It was the most bizarre thing.
An hour before he was riffing on stage like he owned it.
But now he was frozen like a deer, following the GOAT around.
This part of the show was unscripted and Rogan was unprepared.
Standing up there next to Dave Chappelle he looked like a tired kid at Disneyland needing to be carried.
He was out of lines, but worse, he was out of confidence.
While Chappelle, who’d just delivered a crushing set, was on fire, in his zone, freestyling, lighting up the stadium.
Seeing the whites of his eyes
It was pretty awkward, I have to say.
I felt so much for the guy.
He’s obviously a highly accomplished performer.
An hour earlier he’d captivated the huge crowd, but now he was pottering around unable to even blurt out a line, let alone a funny one.
It was difficult to watch, and from our front row seats a little too close for comfort.
You could see the bulging whites of his eyes.
Feel the trepidation in his body along with the awkward silence his words were supposed to fill.
Watching his frozen body, I could “hear” the gears stuck in his head.
A gift and a curse of my decades of training is you read minds.
Now, I’m not saying you can “actually” read what people are thinking.
But watching someone’s body pretty much tells you everything that you need to know.
See, when Joe was riffing so powerfully on stage, he was walking tall, effortlessly flowing from one line to the next.
But now he was just stumbling behind Chappelle.
Awkwardly standing a few feet away, like an insecure guy trying to get close to a woman at a bar.
A first sign insecurity was setting in was watching his left hand crawling down to his trouser pocket finding a place to hide.
Also his body had gone rigid, freezing his non-verbal communications like rigor mortis.
But of course it was his lack of verbal communications—his inability to actually say anything—that was the most obvious sign he’d lost that essential confidence.
Happens to all of us
I don’t know about you, but I have plenty of examples of this type of situation in my lifetime.
Times in business, where you feel more timid than empowered.
Like say moments in a meeting where you can assert yourself, but you hang back.
Or times in my personal life such as meeting men or women in a social setting.
Even in hobbies lacking the confidence to put your best foot forward.
Perhaps you’ve had moments like this too?
Maybe like me you’ve had plenty of these moments!?
And the ONLY relevant question to me is what you do with them.
Use them to get better
One thing you saw from Chappelle on stage was mastery.

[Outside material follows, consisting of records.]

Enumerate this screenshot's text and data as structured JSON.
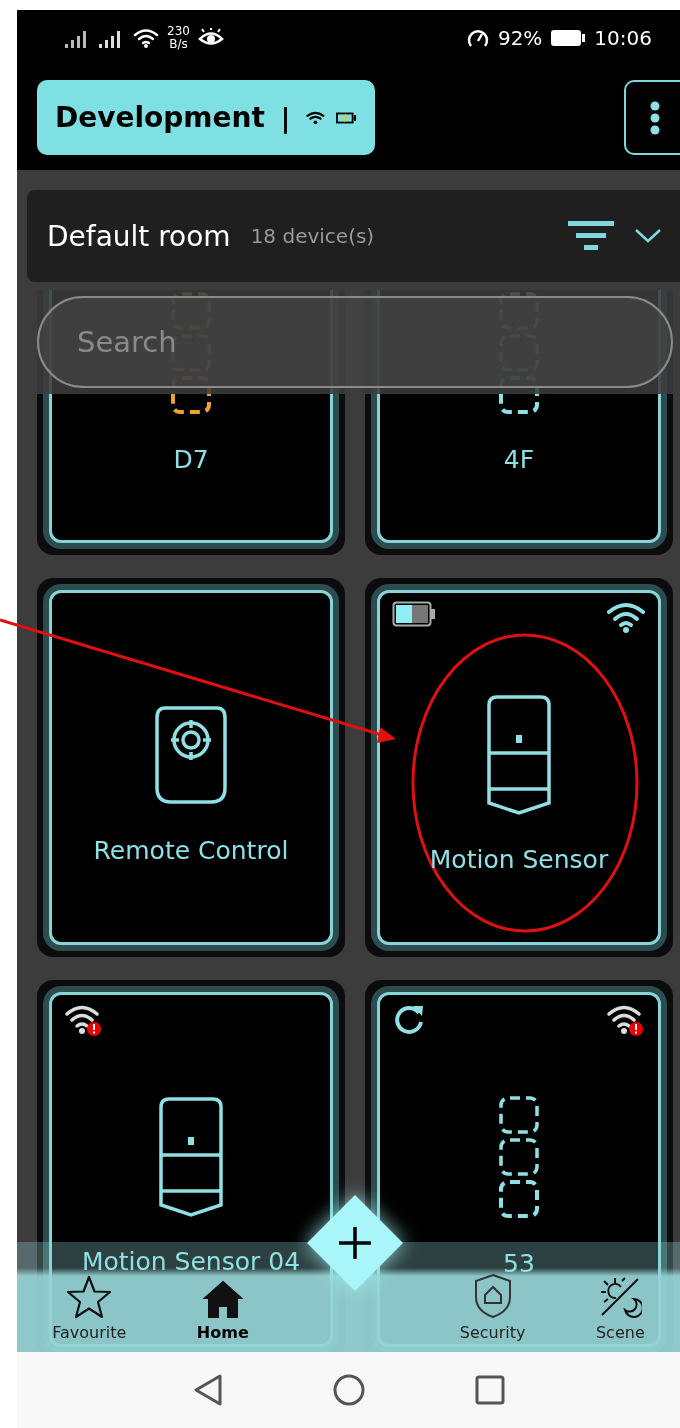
{
  "status_bar": {
    "speed": "230",
    "speed_unit": "B/s",
    "battery": "92%",
    "time": "10:06"
  },
  "header": {
    "title": "Development",
    "separator": "|"
  },
  "room": {
    "name": "Default room",
    "count": "18 device(s)"
  },
  "search": {
    "placeholder": "Search"
  },
  "devices": [
    {
      "name": "D7",
      "kind": "generic",
      "color": "#f0a030"
    },
    {
      "name": "4F",
      "kind": "generic",
      "color": "#8ee0e4"
    },
    {
      "name": "Remote Control",
      "kind": "remote",
      "color": "#8ee0e4"
    },
    {
      "name": "Motion Sensor",
      "kind": "motion",
      "color": "#8ee0e4",
      "top_left": {
        "kind": "battery",
        "level": 0.5
      },
      "top_right": {
        "kind": "wifi"
      }
    },
    {
      "name": "Motion Sensor 04",
      "kind": "motion",
      "color": "#8ee0e4",
      "top_left": {
        "kind": "wifi_error"
      }
    },
    {
      "name": "53",
      "kind": "generic",
      "color": "#8ee0e4",
      "top_left": {
        "kind": "refresh"
      },
      "top_right": {
        "kind": "wifi_error"
      }
    }
  ],
  "nav": [
    {
      "label": "Favourite",
      "kind": "star",
      "selected": false
    },
    {
      "label": "Home",
      "kind": "home",
      "selected": true
    },
    {
      "label": "Security",
      "kind": "shield",
      "selected": false
    },
    {
      "label": "Scene",
      "kind": "scene",
      "selected": false
    }
  ]
}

I never watch comedy, but I most certainly enjoy watching any pro playing on the edge of their skill.
And that’s what you saw from Chappelle.
An absolute master, he kept picking up the ball Joe was dropping, and driving it further.
In lots of ways he tried to encourage Rogan, and with great compassion even did an entire bit building up how incredible he is.
But Joe remained frozen, looking for an exit.
He was out of scripted materials, whereas Chappelle was using the 15,000+ people audience to experiment with new materials.
There was zero insecurity about what worked, what didn’t, if anything Chappelle looked like a man having fun amusing himself.
Whereas Rogan standing up there with this GOAT of comedy looked like he was afraid to get it wrong.
When this was his shot to get it right.
Mastery is masters continuously improving
Joe is a master of entertaining.
He’s been doing standup for decades.
Has hosted TV shows.
Done live commentary on the UFC for decades.
On his podcast, he has 3+ hour live conversations with people.
For sure he has the capabilities to crush this.
So, what was the “mechanism” that froze him up on stage?
Was he intimidated by being on stage with Chappelle? Unlikely?
By a huge audience? Unlikely?
By Geoff Blades in the front row 🙂
See, it’s unclear that there was any “stimulus” that “should” have led him to freeze.
But you can never know where someone is REALLY at.
ONLY in this case to observe where he can keep improving.
Has this happened to you?
Perhaps you’ve had moments like this where you froze up in some way?
It’s all good, right?
There are countless examples like Rogan, where you see it happens to the very best.
And the ONLY relevant question in my book is—
What do you do about it?
Have you found ways to solve this for yourself?
Or are there still moments that lead you to lose confidence like this?
What I’ve discovered over decades doing this type of change for myself and for others is…
That each one of these moments is your chance to change something for the better.
In the moment, or right after it happens, it can be much easier to change this “pattern” for good.
Or even years later the same “underlying cause” can still hold you back.
And in a worst case like Rogan, destroy your performance.
Doing the work to catapult yourself
Fact is, this can be an incredibly good experience for Joe Rogan.
It reveals a hole in his game that he can now see and change.
If you’re someone like Joe constantly challenging yourself to play bigger on the world stage…
Then like the Peter Principle, you’re going to have moments where you reach your current level of capabilities.
At these points you get to choose—
Do you just fob it off like it happens to everyone?
Or do you upgrade yourself?
So that not only does it never happen again, but you use it to catapult yourself to another level.